Beyond lateral thinking to the orthogonal
In Laurie King's The Beekeeper's Apprentice, an informant relays a message to Sherlock Holmes that says "There's Glasgow Rangers with buckets of bees, and the toss is somebody's trouble." I'd read about Cockney rhyming slang in an abstract way before, as lists of examples, but seeing actual usage was striking. The passage is memorably peculiar yet impenetrably opaque, it's both a code and the mnemonics for the code. Recalling xkcd's comic on Password Strength, rhyming slang can work as a way to make up cryptic codenames and passwords.
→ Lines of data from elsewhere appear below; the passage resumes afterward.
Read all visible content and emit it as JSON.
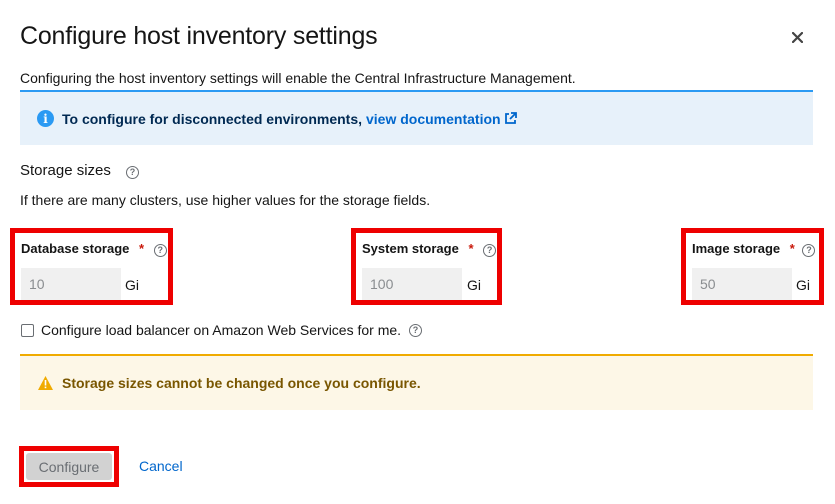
{
  "modal": {
    "title": "Configure host inventory settings",
    "description": "Configuring the host inventory settings will enable the Central Infrastructure Management."
  },
  "info_alert": {
    "text": "To configure for disconnected environments,",
    "link_text": "view documentation",
    "icon": "info-circle-icon",
    "link_icon": "external-link-icon"
  },
  "storage": {
    "title": "Storage sizes",
    "description": "If there are many clusters, use higher values for the storage fields.",
    "fields": [
      {
        "label": "Database storage",
        "required_mark": "*",
        "value": "10",
        "unit": "Gi"
      },
      {
        "label": "System storage",
        "required_mark": "*",
        "value": "100",
        "unit": "Gi"
      },
      {
        "label": "Image storage",
        "required_mark": "*",
        "value": "50",
        "unit": "Gi"
      }
    ]
  },
  "load_balancer": {
    "label": "Configure load balancer on Amazon Web Services for me.",
    "checked": false
  },
  "warning_alert": {
    "text": "Storage sizes cannot be changed once you configure.",
    "icon": "warning-triangle-icon"
  },
  "actions": {
    "configure_label": "Configure",
    "cancel_label": "Cancel"
  },
  "colors": {
    "primary_link": "#0066cc",
    "info_bg": "#e7f1fa",
    "warning_bg": "#fdf7e7",
    "highlight_border": "#ee0000",
    "required": "#c9190b"
  }
}
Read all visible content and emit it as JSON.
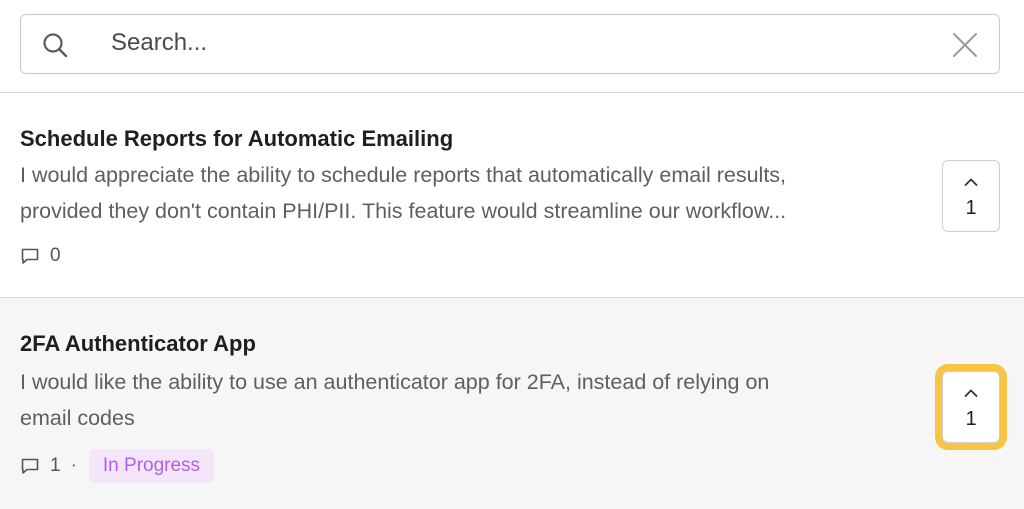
{
  "search": {
    "placeholder": "Search...",
    "icon": "search-icon",
    "clear_icon": "close-icon"
  },
  "posts": [
    {
      "title": "Schedule Reports for Automatic Emailing",
      "description_lines": [
        "I would appreciate the ability to schedule reports that automatically email results,",
        "provided they don't contain PHI/PII. This feature would streamline our workflow..."
      ],
      "comments": "0",
      "votes": "1",
      "status": ""
    },
    {
      "title": "2FA Authenticator App",
      "description_lines": [
        "I would like the ability to use an authenticator app for 2FA, instead of relying on",
        "email codes"
      ],
      "comments": "1",
      "separator": "·",
      "votes": "1",
      "status": "In Progress"
    }
  ],
  "colors": {
    "highlight": "#f7c543",
    "status_bg": "#f3e6fb",
    "status_text": "#b65ee6"
  }
}
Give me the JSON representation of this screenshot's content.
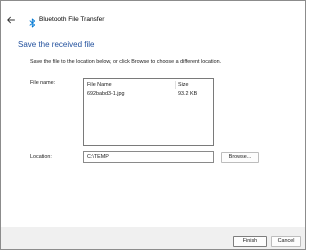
{
  "window": {
    "title": "Bluetooth File Transfer"
  },
  "main": {
    "heading": "Save the received file",
    "instruction": "Save the file to the location below, or click Browse to choose a different location.",
    "file_name_label": "File name:",
    "file_table": {
      "columns": [
        "File Name",
        "Size"
      ],
      "rows": [
        {
          "name": "692babd3-1.jpg",
          "size": "93.2 KB"
        }
      ]
    },
    "location_label": "Location:",
    "location_value": "C:\\TEMP",
    "browse_label": "Browse..."
  },
  "footer": {
    "finish_label": "Finish",
    "cancel_label": "Cancel"
  },
  "icons": {
    "back": "back-arrow-icon",
    "bluetooth": "bluetooth-icon"
  },
  "colors": {
    "heading": "#1f4e9c",
    "bluetooth": "#0078d4",
    "footer_bg": "#f0f0f0"
  }
}
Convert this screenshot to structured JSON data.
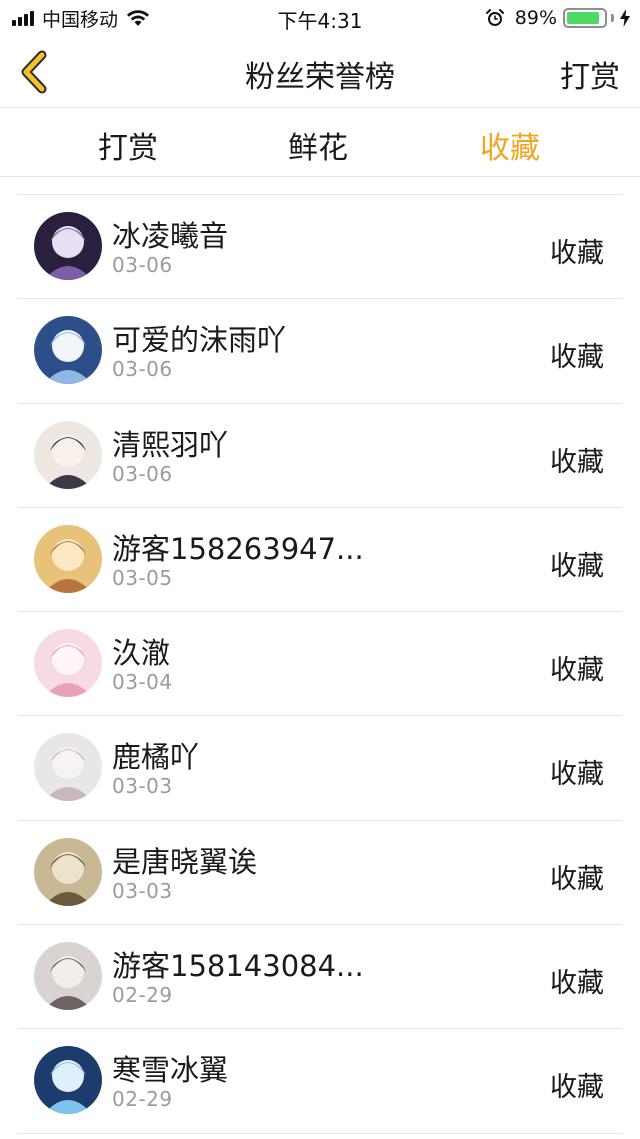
{
  "status_bar": {
    "carrier": "中国移动",
    "time": "下午4:31",
    "battery_percent": "89%",
    "battery_level": 0.89,
    "icons": [
      "signal-icon",
      "wifi-icon",
      "alarm-icon",
      "battery-icon",
      "charging-icon"
    ]
  },
  "nav": {
    "title": "粉丝荣誉榜",
    "right_label": "打赏",
    "back_icon": "chevron-left-icon",
    "accent_color": "#f2a51f"
  },
  "tabs": [
    {
      "label": "打赏",
      "active": false
    },
    {
      "label": "鲜花",
      "active": false
    },
    {
      "label": "收藏",
      "active": true
    }
  ],
  "fans": [
    {
      "name": "冰凌曦音",
      "date": "03-06",
      "action": "收藏"
    },
    {
      "name": "可爱的沫雨吖",
      "date": "03-06",
      "action": "收藏"
    },
    {
      "name": "清熙羽吖",
      "date": "03-06",
      "action": "收藏"
    },
    {
      "name": "游客158263947...",
      "date": "03-05",
      "action": "收藏"
    },
    {
      "name": "汣澈",
      "date": "03-04",
      "action": "收藏"
    },
    {
      "name": "鹿橘吖",
      "date": "03-03",
      "action": "收藏"
    },
    {
      "name": "是唐晓翼诶",
      "date": "03-03",
      "action": "收藏"
    },
    {
      "name": "游客158143084...",
      "date": "02-29",
      "action": "收藏"
    },
    {
      "name": "寒雪冰翼",
      "date": "02-29",
      "action": "收藏"
    }
  ]
}
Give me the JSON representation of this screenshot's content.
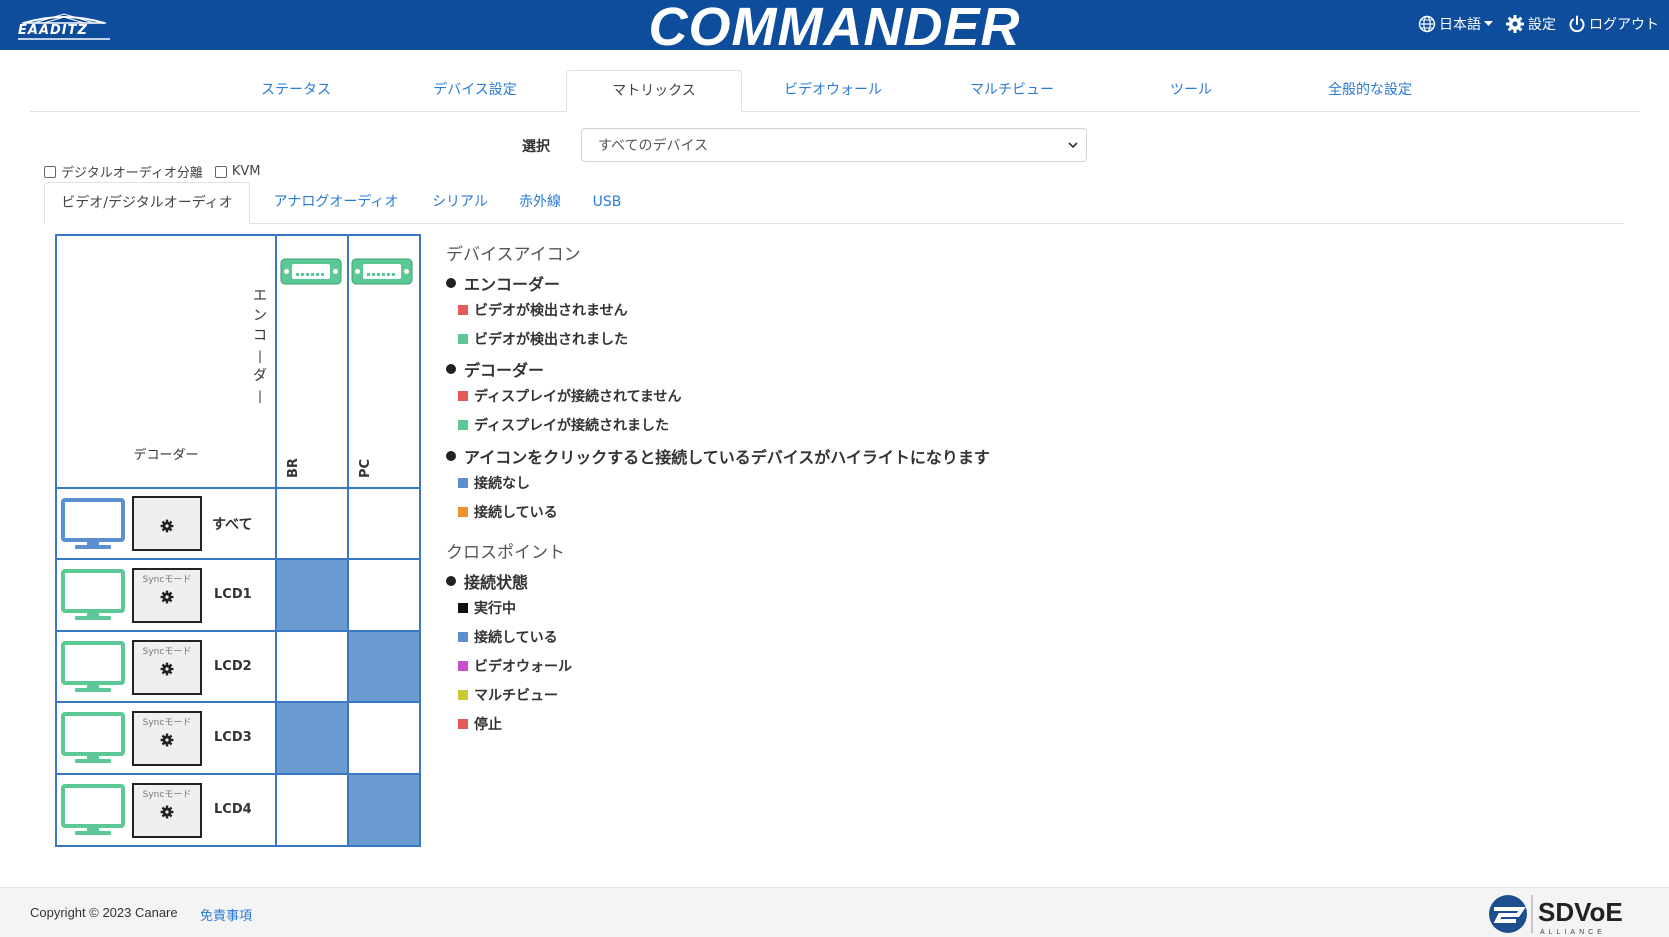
{
  "header": {
    "logo_text": "EAADITZ",
    "brand": "COMMANDER",
    "language": "日本語",
    "settings": "設定",
    "logout": "ログアウト"
  },
  "topnav": {
    "tabs": [
      "ステータス",
      "デバイス設定",
      "マトリックス",
      "ビデオウォール",
      "マルチビュー",
      "ツール",
      "全般的な設定"
    ],
    "active": "マトリックス"
  },
  "select": {
    "label": "選択",
    "value": "すべてのデバイス"
  },
  "checkboxes": {
    "digital_audio": "デジタルオーディオ分離",
    "kvm": "KVM"
  },
  "subnav": {
    "tabs": [
      "ビデオ/デジタルオーディオ",
      "アナログオーディオ",
      "シリアル",
      "赤外線",
      "USB"
    ],
    "active": "ビデオ/デジタルオーディオ"
  },
  "matrix": {
    "encoder_header": "エンコーダー",
    "decoder_header": "デコーダー",
    "encoders": [
      "BR",
      "PC"
    ],
    "all_row": "すべて",
    "sync_label": "Syncモード",
    "decoders": [
      "LCD1",
      "LCD2",
      "LCD3",
      "LCD4"
    ],
    "connections": [
      [
        true,
        false
      ],
      [
        false,
        true
      ],
      [
        true,
        false
      ],
      [
        false,
        true
      ]
    ]
  },
  "legend": {
    "device_icon_title": "デバイスアイコン",
    "encoder_head": "エンコーダー",
    "encoder_no_video": "ビデオが検出されません",
    "encoder_video": "ビデオが検出されました",
    "decoder_head": "デコーダー",
    "decoder_no_display": "ディスプレイが接続されてません",
    "decoder_display": "ディスプレイが接続されました",
    "click_head": "アイコンをクリックすると接続しているデバイスがハイライトになります",
    "not_connected": "接続なし",
    "connected": "接続している",
    "crosspoint_title": "クロスポイント",
    "status_head": "接続状態",
    "running": "実行中",
    "status_connected": "接続している",
    "videowall": "ビデオウォール",
    "multiview": "マルチビュー",
    "stopped": "停止"
  },
  "colors": {
    "header": "#0d4d9c",
    "red": "#e85a5a",
    "green": "#5cc895",
    "blue": "#5b8fcf",
    "orange": "#f0922a",
    "black": "#111111",
    "magenta": "#c84fc8",
    "yellow": "#c8c832",
    "cell_on": "#6a9bd1"
  },
  "footer": {
    "copyright": "Copyright © 2023 Canare",
    "disclaimer": "免責事項",
    "sdvoe": "SDVoE",
    "sdvoe_sub": "ALLIANCE"
  }
}
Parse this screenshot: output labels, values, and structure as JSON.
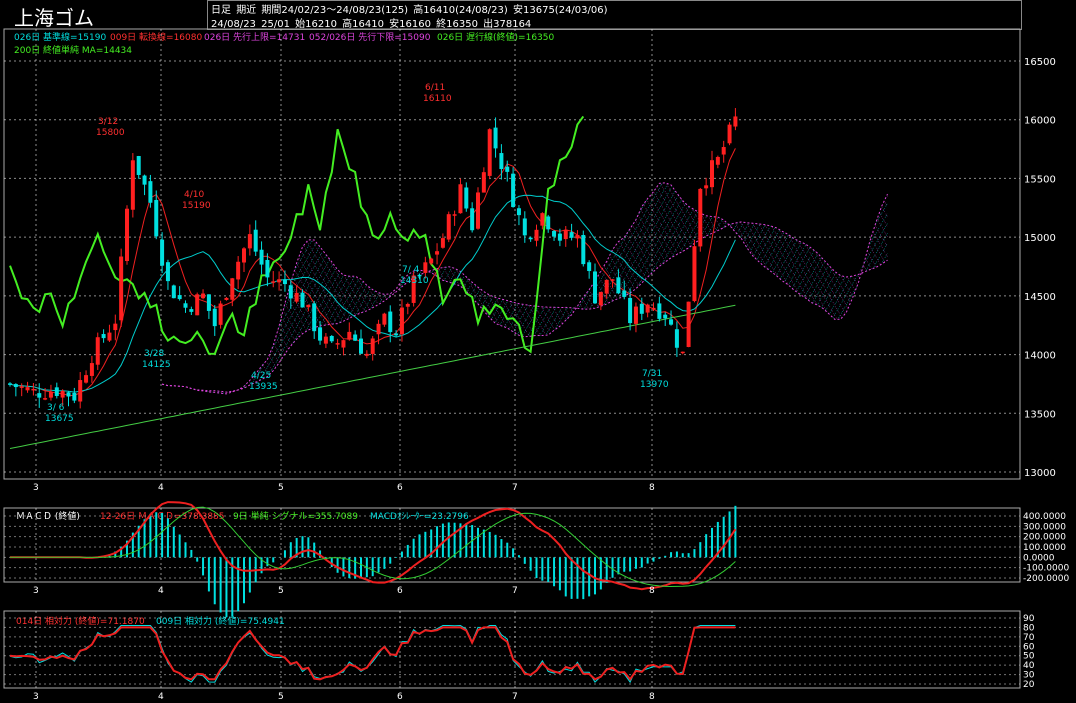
{
  "header": {
    "title": "上海ゴム",
    "line1": [
      "日足",
      "期近",
      "期間24/02/23〜24/08/23(125)",
      "高16410(24/08/23)",
      "安13675(24/03/06)"
    ],
    "line2": [
      "24/08/23",
      "25/01",
      "始16210",
      "高16410",
      "安16160",
      "終16350",
      "出378164"
    ]
  },
  "legend_main": {
    "kijun": "026日 基準線=15190",
    "tenkan": "009日 転換線=16080",
    "senkou_a": "026日 先行上限=14731",
    "senkou_b": "052/026日 先行下限=15090",
    "chikou": "026日 遅行線(終値)=16350",
    "ma200": "200日 終値単純 MA=14434"
  },
  "legend_macd": {
    "label": "ＭＡＣＤ (終値)",
    "macd": "12-26日 ＭＡＣＤ=378.3885",
    "signal": "9日 単純 シグナル=355.7089",
    "osc": "MACDｵｼﾚｰﾀｰ=23.2796"
  },
  "legend_rsi": {
    "rsi14": "014日 相対力 (終値)=71.1870",
    "rsi9": "009日 相対力 (終値)=75.4941"
  },
  "colors": {
    "up": "#ff2020",
    "down": "#00e0e0",
    "chikou": "#44ee22",
    "ma200": "#44cc44",
    "tenkan": "#ee2020",
    "kijun": "#00cccc",
    "cloud": "#dd44dd",
    "macd": "#ee2020",
    "signal": "#33cc33"
  },
  "chart_data": {
    "type": "candlestick",
    "y_axis_main": [
      "16500",
      "16000",
      "15500",
      "15000",
      "14500",
      "14000",
      "13500",
      "13000"
    ],
    "y_axis_macd": [
      "400.0000",
      "300.0000",
      "200.0000",
      "100.0000",
      "0.0000",
      "-100.0000",
      "-200.0000"
    ],
    "y_axis_rsi": [
      "90",
      "80",
      "70",
      "60",
      "50",
      "40",
      "30",
      "20"
    ],
    "x_labels": [
      "3",
      "4",
      "5",
      "6",
      "7",
      "8"
    ],
    "annotations": [
      {
        "date": "3/12",
        "price": "15800",
        "kind": "high"
      },
      {
        "date": "4/10",
        "price": "15190",
        "kind": "high"
      },
      {
        "date": "6/11",
        "price": "16110",
        "kind": "high"
      },
      {
        "date": "3/ 6",
        "price": "13675",
        "kind": "low"
      },
      {
        "date": "3/28",
        "price": "14125",
        "kind": "low"
      },
      {
        "date": "4/25",
        "price": "13935",
        "kind": "low"
      },
      {
        "date": "7/31",
        "price": "13970",
        "kind": "low"
      },
      {
        "date": "7/ 4",
        "price": "14310",
        "kind": "low"
      }
    ]
  }
}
Of course, stay away from the historical slang terms like "trouble and strife" for "wife," but for target word C, make up a conceptually linked word pair A, B, where B rhymes with C. Ideally, the link between A and B intuitively makes sense to you, but isn't otherwise widely well-known. So A -> [B ->] C, where outsiders can't figure out the blackbox operation.